The data are to be restated in full, exactly as presented.

-=-=-

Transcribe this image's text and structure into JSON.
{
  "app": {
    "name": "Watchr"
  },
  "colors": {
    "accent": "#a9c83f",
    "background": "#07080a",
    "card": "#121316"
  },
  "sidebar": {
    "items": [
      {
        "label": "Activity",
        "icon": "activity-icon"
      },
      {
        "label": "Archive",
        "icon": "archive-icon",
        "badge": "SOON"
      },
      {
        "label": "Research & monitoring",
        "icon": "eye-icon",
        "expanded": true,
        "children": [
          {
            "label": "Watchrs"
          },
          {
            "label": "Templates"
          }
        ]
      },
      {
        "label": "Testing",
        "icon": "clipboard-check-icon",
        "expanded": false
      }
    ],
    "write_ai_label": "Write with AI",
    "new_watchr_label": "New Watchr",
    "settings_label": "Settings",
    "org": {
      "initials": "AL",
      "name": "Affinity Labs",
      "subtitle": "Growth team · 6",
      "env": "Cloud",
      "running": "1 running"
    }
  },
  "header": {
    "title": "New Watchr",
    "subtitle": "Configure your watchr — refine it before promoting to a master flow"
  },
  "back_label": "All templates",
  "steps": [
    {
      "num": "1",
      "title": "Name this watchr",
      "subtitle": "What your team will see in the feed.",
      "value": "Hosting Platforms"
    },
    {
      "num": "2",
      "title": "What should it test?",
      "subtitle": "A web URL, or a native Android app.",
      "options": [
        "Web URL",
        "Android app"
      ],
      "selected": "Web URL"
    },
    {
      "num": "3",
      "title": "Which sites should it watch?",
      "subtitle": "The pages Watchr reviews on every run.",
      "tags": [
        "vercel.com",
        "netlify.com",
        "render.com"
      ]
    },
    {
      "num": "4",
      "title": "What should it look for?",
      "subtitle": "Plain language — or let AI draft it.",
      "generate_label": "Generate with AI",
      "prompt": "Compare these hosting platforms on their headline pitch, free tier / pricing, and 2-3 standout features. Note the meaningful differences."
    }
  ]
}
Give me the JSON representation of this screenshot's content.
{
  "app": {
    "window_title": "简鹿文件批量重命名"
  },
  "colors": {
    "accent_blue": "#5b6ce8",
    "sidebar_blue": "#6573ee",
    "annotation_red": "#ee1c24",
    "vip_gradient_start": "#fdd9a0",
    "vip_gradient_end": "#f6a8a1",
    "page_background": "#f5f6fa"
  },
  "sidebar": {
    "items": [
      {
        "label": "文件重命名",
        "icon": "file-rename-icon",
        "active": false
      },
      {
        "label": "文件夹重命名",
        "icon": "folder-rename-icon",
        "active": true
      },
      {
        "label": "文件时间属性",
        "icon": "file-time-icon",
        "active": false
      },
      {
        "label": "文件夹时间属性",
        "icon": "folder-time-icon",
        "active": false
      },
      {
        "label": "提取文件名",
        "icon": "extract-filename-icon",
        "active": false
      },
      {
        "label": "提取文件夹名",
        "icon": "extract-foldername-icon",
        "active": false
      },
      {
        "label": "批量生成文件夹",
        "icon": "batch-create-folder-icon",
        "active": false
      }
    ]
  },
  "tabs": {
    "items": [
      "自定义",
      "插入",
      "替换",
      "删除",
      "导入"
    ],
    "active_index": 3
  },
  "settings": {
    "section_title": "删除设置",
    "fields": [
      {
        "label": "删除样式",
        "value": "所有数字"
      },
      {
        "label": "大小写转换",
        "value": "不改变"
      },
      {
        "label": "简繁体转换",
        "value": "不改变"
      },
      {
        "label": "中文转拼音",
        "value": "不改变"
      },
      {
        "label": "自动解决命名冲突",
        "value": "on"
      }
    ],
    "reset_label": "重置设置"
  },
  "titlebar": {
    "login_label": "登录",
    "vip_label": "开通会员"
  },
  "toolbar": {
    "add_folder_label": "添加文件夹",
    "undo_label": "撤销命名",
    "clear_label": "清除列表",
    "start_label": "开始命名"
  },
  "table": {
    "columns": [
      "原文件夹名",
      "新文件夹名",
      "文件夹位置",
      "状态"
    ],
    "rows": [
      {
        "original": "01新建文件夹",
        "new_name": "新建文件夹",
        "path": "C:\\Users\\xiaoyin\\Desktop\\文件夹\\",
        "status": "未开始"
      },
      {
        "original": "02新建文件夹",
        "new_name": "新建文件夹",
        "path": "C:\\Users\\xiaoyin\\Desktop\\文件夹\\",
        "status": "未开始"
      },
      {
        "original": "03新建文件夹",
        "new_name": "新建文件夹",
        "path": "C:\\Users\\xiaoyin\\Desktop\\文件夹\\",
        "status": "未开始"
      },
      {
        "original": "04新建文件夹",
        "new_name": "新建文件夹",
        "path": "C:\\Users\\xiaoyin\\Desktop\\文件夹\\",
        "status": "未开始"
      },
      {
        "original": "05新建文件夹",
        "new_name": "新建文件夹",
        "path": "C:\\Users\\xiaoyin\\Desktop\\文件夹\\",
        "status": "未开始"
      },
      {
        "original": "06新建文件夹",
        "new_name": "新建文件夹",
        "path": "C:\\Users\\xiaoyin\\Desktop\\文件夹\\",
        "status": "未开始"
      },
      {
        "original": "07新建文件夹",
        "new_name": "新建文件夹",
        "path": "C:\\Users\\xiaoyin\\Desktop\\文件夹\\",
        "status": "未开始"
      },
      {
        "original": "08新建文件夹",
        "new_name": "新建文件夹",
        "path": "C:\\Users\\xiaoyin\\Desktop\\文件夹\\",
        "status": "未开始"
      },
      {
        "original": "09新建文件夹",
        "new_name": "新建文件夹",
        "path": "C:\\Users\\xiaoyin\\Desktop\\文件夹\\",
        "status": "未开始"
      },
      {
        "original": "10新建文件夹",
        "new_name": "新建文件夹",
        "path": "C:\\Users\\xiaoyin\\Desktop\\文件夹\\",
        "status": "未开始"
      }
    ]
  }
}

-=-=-

> **RESPONSE BOX**:
Transcribe this image's text and structure into JSON.
{
  "app": {
    "name": "Watchr"
  },
  "colors": {
    "accent": "#a9c83f",
    "background": "#07080a",
    "card": "#121316"
  },
  "sidebar": {
    "items": [
      {
        "label": "Activity",
        "icon": "activity-icon"
      },
      {
        "label": "Archive",
        "icon": "archive-icon",
        "badge": "SOON"
      },
      {
        "label": "Research & monitoring",
        "icon": "eye-icon",
        "expanded": true,
        "children": [
          {
            "label": "Watchrs"
          },
          {
            "label": "Templates"
          }
        ]
      },
      {
        "label": "Testing",
        "icon": "clipboard-check-icon",
        "expanded": false
      }
    ],
    "write_ai_label": "Write with AI",
    "new_watchr_label": "New Watchr",
    "settings_label": "Settings",
    "org": {
      "initials": "AL",
      "name": "Affinity Labs",
      "subtitle": "Growth team · 6",
      "env": "Cloud",
      "running": "1 running"
    }
  },
  "header": {
    "title": "New Watchr",
    "subtitle": "Configure your watchr — refine it before promoting to a master flow"
  },
  "back_label": "All templates",
  "steps": [
    {
      "num": "1",
      "title": "Name this watchr",
      "subtitle": "What your team will see in the feed.",
      "value": "Hosting Platforms"
    },
    {
      "num": "2",
      "title": "What should it test?",
      "subtitle": "A web URL, or a native Android app.",
      "options": [
        "Web URL",
        "Android app"
      ],
      "selected": "Web URL"
    },
    {
      "num": "3",
      "title": "Which sites should it watch?",
      "subtitle": "The pages Watchr reviews on every run.",
      "tags": [
        "vercel.com",
        "netlify.com",
        "render.com"
      ]
    },
    {
      "num": "4",
      "title": "What should it look for?",
      "subtitle": "Plain language — or let AI draft it.",
      "generate_label": "Generate with AI",
      "prompt": "Compare these hosting platforms on their headline pitch, free tier / pricing, and 2-3 standout features. Note the meaningful differences."
    }
  ]
}
Give me the JSON representation of this screenshot's content.
{
  "app": {
    "window_title": "简鹿文件批量重命名"
  },
  "colors": {
    "accent_blue": "#5b6ce8",
    "sidebar_blue": "#6573ee",
    "annotation_red": "#ee1c24",
    "vip_gradient_start": "#fdd9a0",
    "vip_gradient_end": "#f6a8a1",
    "page_background": "#f5f6fa"
  },
  "sidebar": {
    "items": [
      {
        "label": "文件重命名",
        "icon": "file-rename-icon",
        "active": false
      },
      {
        "label": "文件夹重命名",
        "icon": "folder-rename-icon",
        "active": true
      },
      {
        "label": "文件时间属性",
        "icon": "file-time-icon",
        "active": false
      },
      {
        "label": "文件夹时间属性",
        "icon": "folder-time-icon",
        "active": false
      },
      {
        "label": "提取文件名",
        "icon": "extract-filename-icon",
        "active": false
      },
      {
        "label": "提取文件夹名",
        "icon": "extract-foldername-icon",
        "active": false
      },
      {
        "label": "批量生成文件夹",
        "icon": "batch-create-folder-icon",
        "active": false
      }
    ]
  },
  "tabs": {
    "items": [
      "自定义",
      "插入",
      "替换",
      "删除",
      "导入"
    ],
    "active_index": 3
  },
  "settings": {
    "section_title": "删除设置",
    "fields": [
      {
        "label": "删除样式",
        "value": "所有数字"
      },
      {
        "label": "大小写转换",
        "value": "不改变"
      },
      {
        "label": "简繁体转换",
        "value": "不改变"
      },
      {
        "label": "中文转拼音",
        "value": "不改变"
      },
      {
        "label": "自动解决命名冲突",
        "value": "on"
      }
    ],
    "reset_label": "重置设置"
  },
  "titlebar": {
    "login_label": "登录",
    "vip_label": "开通会员"
  },
  "toolbar": {
    "add_folder_label": "添加文件夹",
    "undo_label": "撤销命名",
    "clear_label": "清除列表",
    "start_label": "开始命名"
  },
  "table": {
    "columns": [
      "原文件夹名",
      "新文件夹名",
      "文件夹位置",
      "状态"
    ],
    "rows": [
      {
        "original": "01新建文件夹",
        "new_name": "新建文件夹",
        "path": "C:\\Users\\xiaoyin\\Desktop\\文件夹\\",
        "status": "未开始"
      },
      {
        "original": "02新建文件夹",
        "new_name": "新建文件夹",
        "path": "C:\\Users\\xiaoyin\\Desktop\\文件夹\\",
        "status": "未开始"
      },
      {
        "original": "03新建文件夹",
        "new_name": "新建文件夹",
        "path": "C:\\Users\\xiaoyin\\Desktop\\文件夹\\",
        "status": "未开始"
      },
      {
        "original": "04新建文件夹",
        "new_name": "新建文件夹",
        "path": "C:\\Users\\xiaoyin\\Desktop\\文件夹\\",
        "status": "未开始"
      },
      {
        "original": "05新建文件夹",
        "new_name": "新建文件夹",
        "path": "C:\\Users\\xiaoyin\\Desktop\\文件夹\\",
        "status": "未开始"
      },
      {
        "original": "06新建文件夹",
        "new_name": "新建文件夹",
        "path": "C:\\Users\\xiaoyin\\Desktop\\文件夹\\",
        "status": "未开始"
      },
      {
        "original": "07新建文件夹",
        "new_name": "新建文件夹",
        "path": "C:\\Users\\xiaoyin\\Desktop\\文件夹\\",
        "status": "未开始"
      },
      {
        "original": "08新建文件夹",
        "new_name": "新建文件夹",
        "path": "C:\\Users\\xiaoyin\\Desktop\\文件夹\\",
        "status": "未开始"
      },
      {
        "original": "09新建文件夹",
        "new_name": "新建文件夹",
        "path": "C:\\Users\\xiaoyin\\Desktop\\文件夹\\",
        "status": "未开始"
      },
      {
        "original": "10新建文件夹",
        "new_name": "新建文件夹",
        "path": "C:\\Users\\xiaoyin\\Desktop\\文件夹\\",
        "status": "未开始"
      }
    ]
  }
}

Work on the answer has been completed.